Sculptures that fuse with nature, how to make your own edible tableware and the rooftop gardens of Gaza: Futureperfect presents stories that demonstrate there are other ways of doing things. Imitators are expressly welcome!
It happened in the summer of 2012. For days, the word went around in the village of Szakácsi that the tiger was nearby. Some shook their heads in disbelief. Others swore they had seen him with their own eyes. At night, the children pulled their quilts over their heads and traced the tiger’s stripes with their fingers on the ceiling. The old folks sat on the front stoops smoking their pipes until dusk and peered into the distance before turning in for the night. In the twilight they sometimes thought they saw the tiger’s eye flickering from afar.
Then, in July he arrived. Szakácsi is Hungary’s poorest community, populated almost exclusively by Roma. The tiger that would now guard the entrance to their town may not be flesh and blood, but is bigger than life size and a joint work by the artist group Hello Wood and the sculptor Gábor Miklós Szőke. Hello Wood is a handful of architectural students who build just about anything of wood that the material allows – including tigers. The one that they gave the inhabitants of Szakácsi now belongs to no one and to all. The villagers had sat down with Hello Wood to think about a project and finally agreed on an Indian tiger. After all, the Roma people are originally from the subcontinent. The big cat has managed to bring the previously divided town a little closer together.
The stories of Futureperfect aim to demonstrate how small things can make the world a better place. The tiger architects in Hungary are only one example among many. For instance, there are the three American surfers who make skateboards out of fishing nets that were discarded in the ocean. And Ahmed Saleh, who creates rooftop gardens in the Gaza Strip. The website by the Futurzwei foundation and the Goethe-Institut presents people and initiatives that have done something visionary. The Futureperfect project thereby continues on an international scale the mission that has made Futurzwei a success in German-speaking countries in recent years, based on the belief that the social and ecological crises of our day cannot be solved by politicians, engineers or the market; they have to be tackled by individuals.
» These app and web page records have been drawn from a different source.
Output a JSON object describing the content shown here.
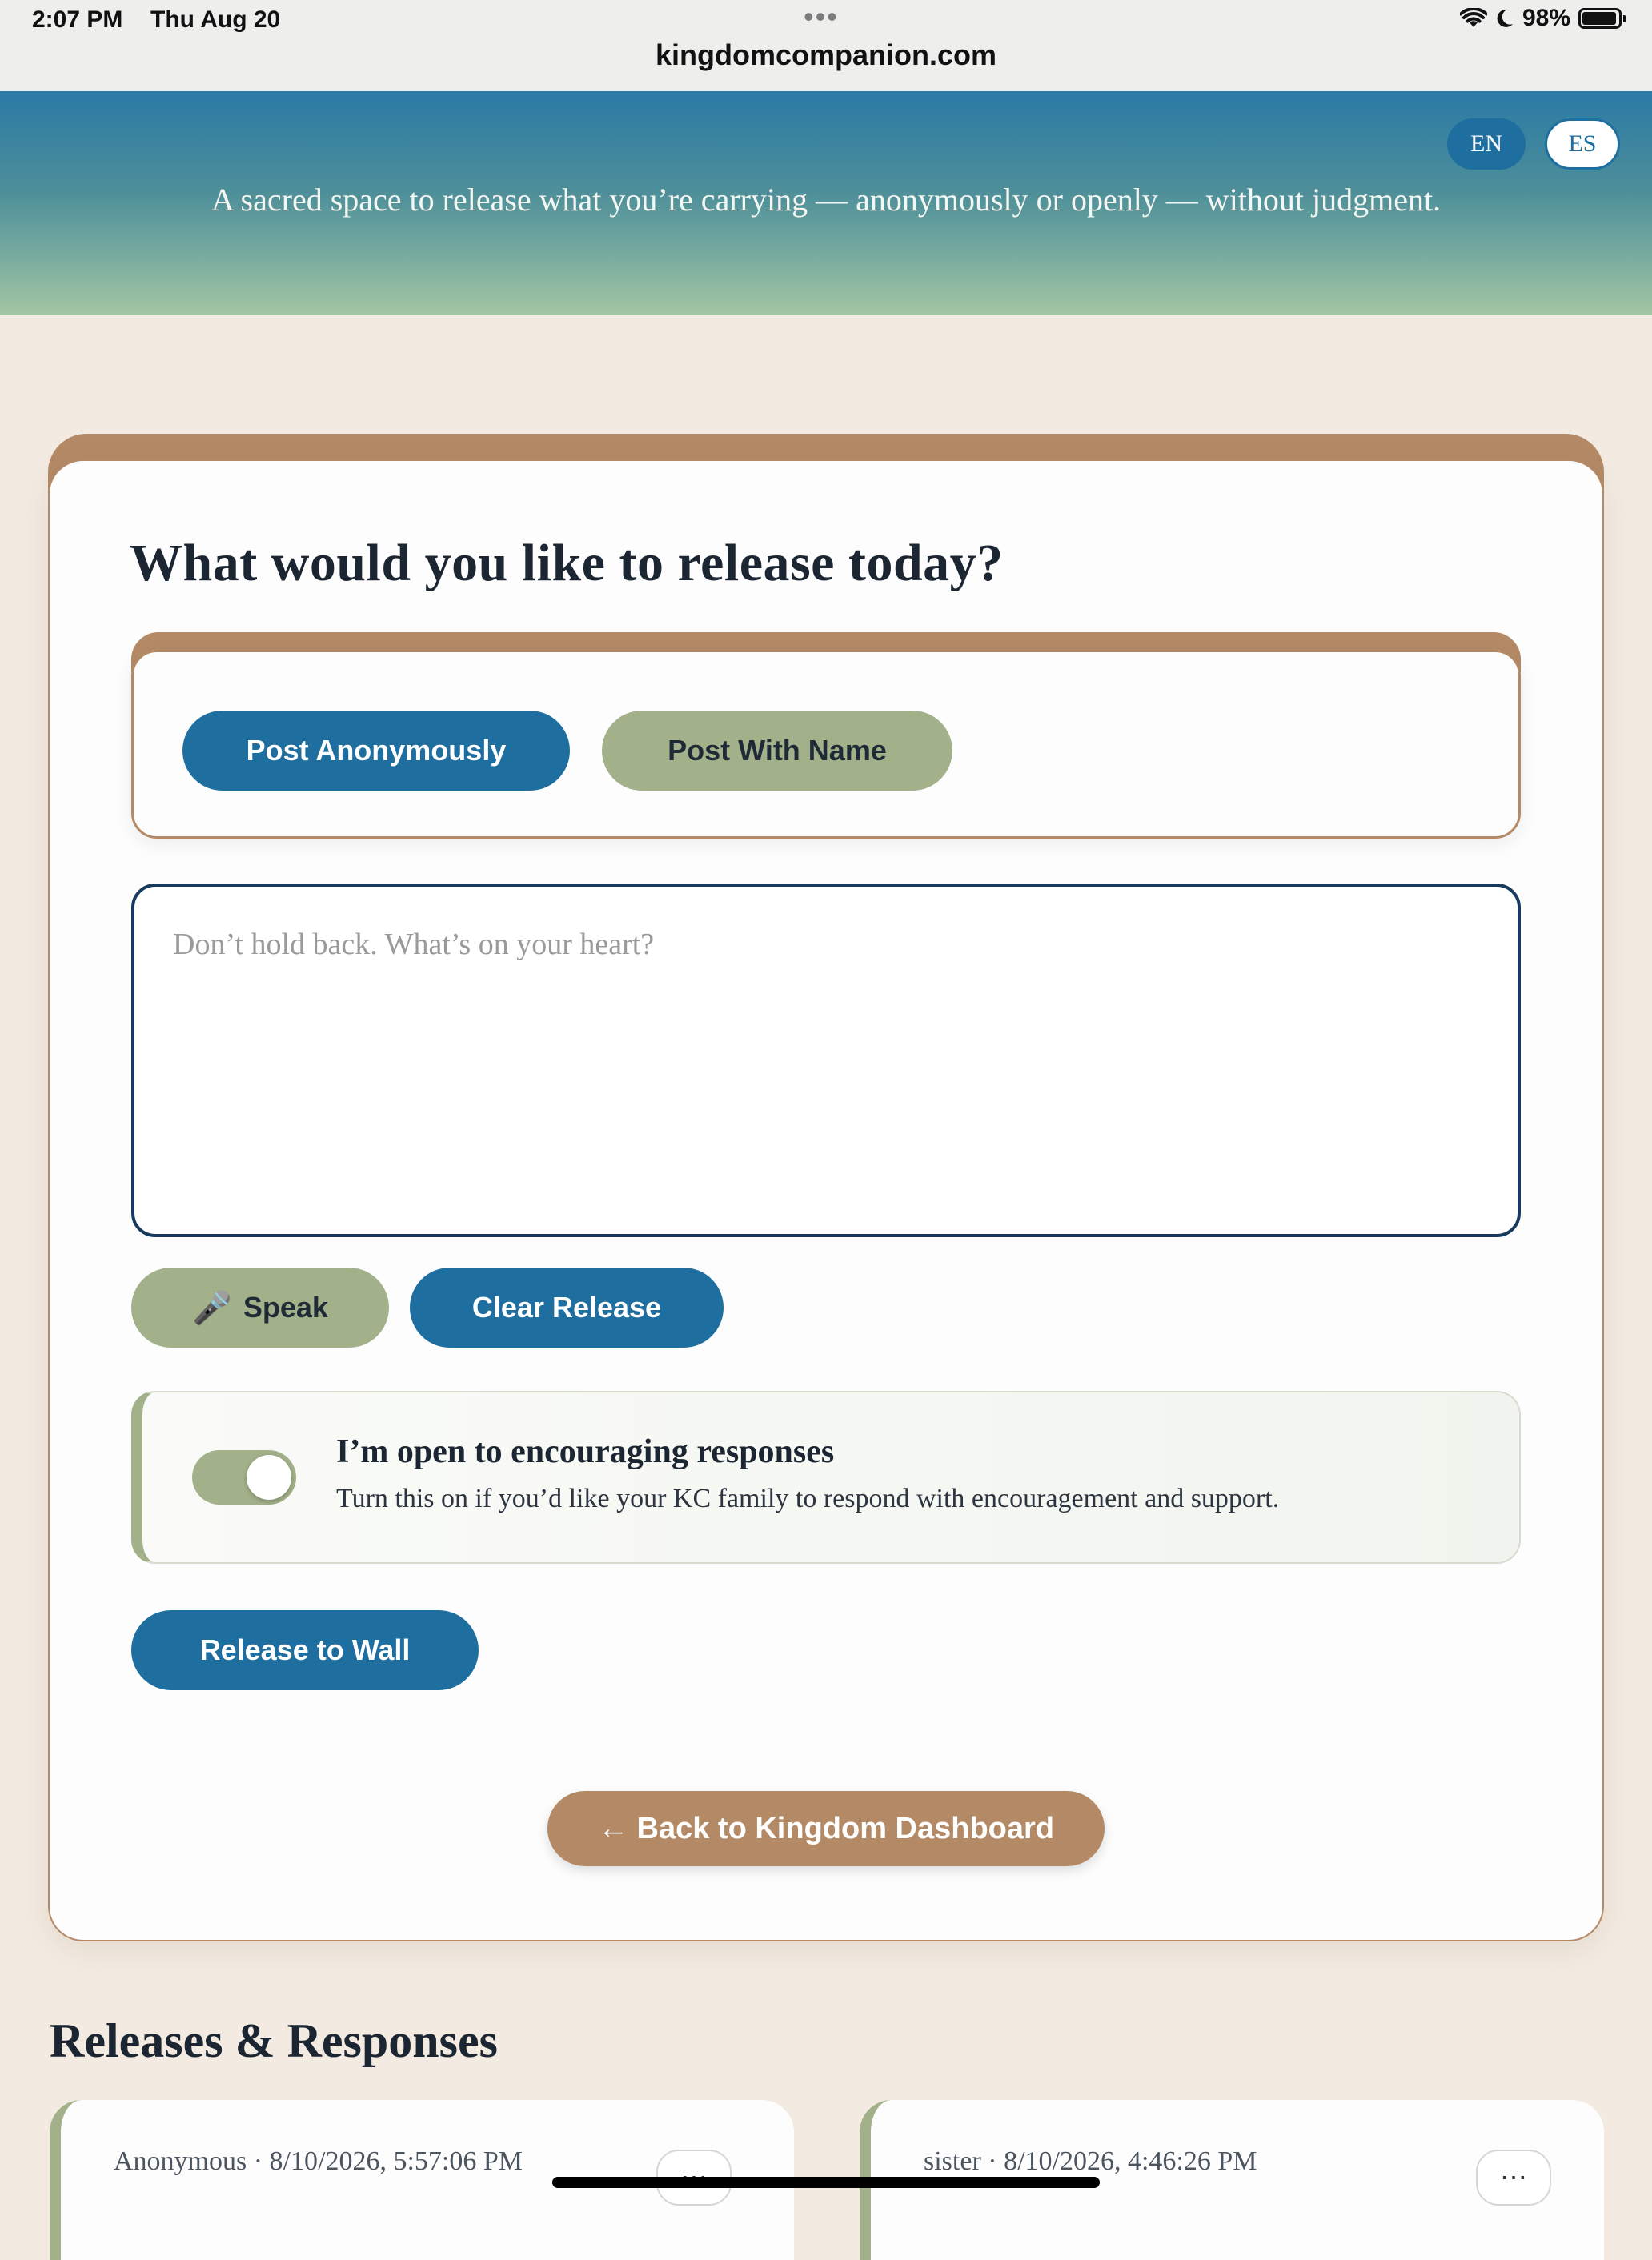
{
  "status_bar": {
    "time": "2:07 PM",
    "date": "Thu Aug 20",
    "dots": "•••",
    "url": "kingdomcompanion.com",
    "battery": "98%",
    "wifi_icon": "wifi-icon",
    "moon_icon": "moon-icon",
    "battery_icon": "battery-icon"
  },
  "hero": {
    "subtitle": "A sacred space to release what you’re carrying — anonymously or openly — without judgment.",
    "languages": [
      "EN",
      "ES"
    ],
    "active_language": "EN"
  },
  "release_form": {
    "title": "What would you like to release today?",
    "post_anonymously_label": "Post Anonymously",
    "post_with_name_label": "Post With Name",
    "textarea_placeholder": "Don’t hold back. What’s on your heart?",
    "textarea_value": "",
    "speak_label": "Speak",
    "speak_icon": "🎤",
    "clear_label": "Clear Release",
    "toggle_title": "I’m open to encouraging responses",
    "toggle_description": "Turn this on if you’d like your KC family to respond with encouragement and support.",
    "toggle_on": true,
    "release_label": "Release to Wall",
    "back_label": "← Back to Kingdom Dashboard"
  },
  "releases": {
    "heading": "Releases & Responses",
    "items": [
      {
        "meta": "Anonymous · 8/10/2026, 5:57:06 PM",
        "menu": "⋯"
      },
      {
        "meta": "sister · 8/10/2026, 4:46:26 PM",
        "menu": "⋯"
      }
    ]
  },
  "colors": {
    "primary_blue": "#1e6f9f",
    "sage": "#a3b18a",
    "clay": "#b48a66",
    "background": "#f3ebe2",
    "ink": "#1c2632"
  }
}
To the Futureperfect portal | Copyright: Goethe-Institut The website of Futureperfect tells the story of poetry readings in the slums of Brazil, of a bank in Switzerland that advocates small and medium-sized businesses, and of young people who are working to help the residents of a nursing home in Tunisia. It started with 39 stories from 17 countries, but now at least one story is being added every week.
There’s the story about Uwe Marth and how he found a place for his bee colonies to live – church asylum, shall we say – on the thirty-metre roof of the Berlin Cathedral. Marth is a teacher and one of the dozen of hobby beekeepers who are drawing attention to the precarious situation of the bees with the initiative Berlin summt! (Berlin is buzzing). Although the tiny pollinators are absolutely crucial to life on earth since many varieties of fruit, vegetables and nuts cannot bear fruit without them, their free services to nature and humanity receive little appreciation. As a result the bees are severely threatened. Every year, on average one third of the population in Germany perishes, and even higher numbers in specific states and regions.
This is why bees fare better today in cities than in the countryside. Urban settings offer a greater variety of trees and flowers, and plants are less frequently treated with chemicals. In Berlin, 298 of Germany’s 560 native types of wild bees have found a home and about 700 volunteer beekeepers look after the city’s 3,200 colonies. In order to welcome the new immigrants in style, Berlin summt! has found homes for them at notable locations: on top of the Berlin house of representatives, the planetarium, the House of World Cultures and on the copper roof of the cathedral. The city roofs, it is hoped, can provide a future for these endangered creatures.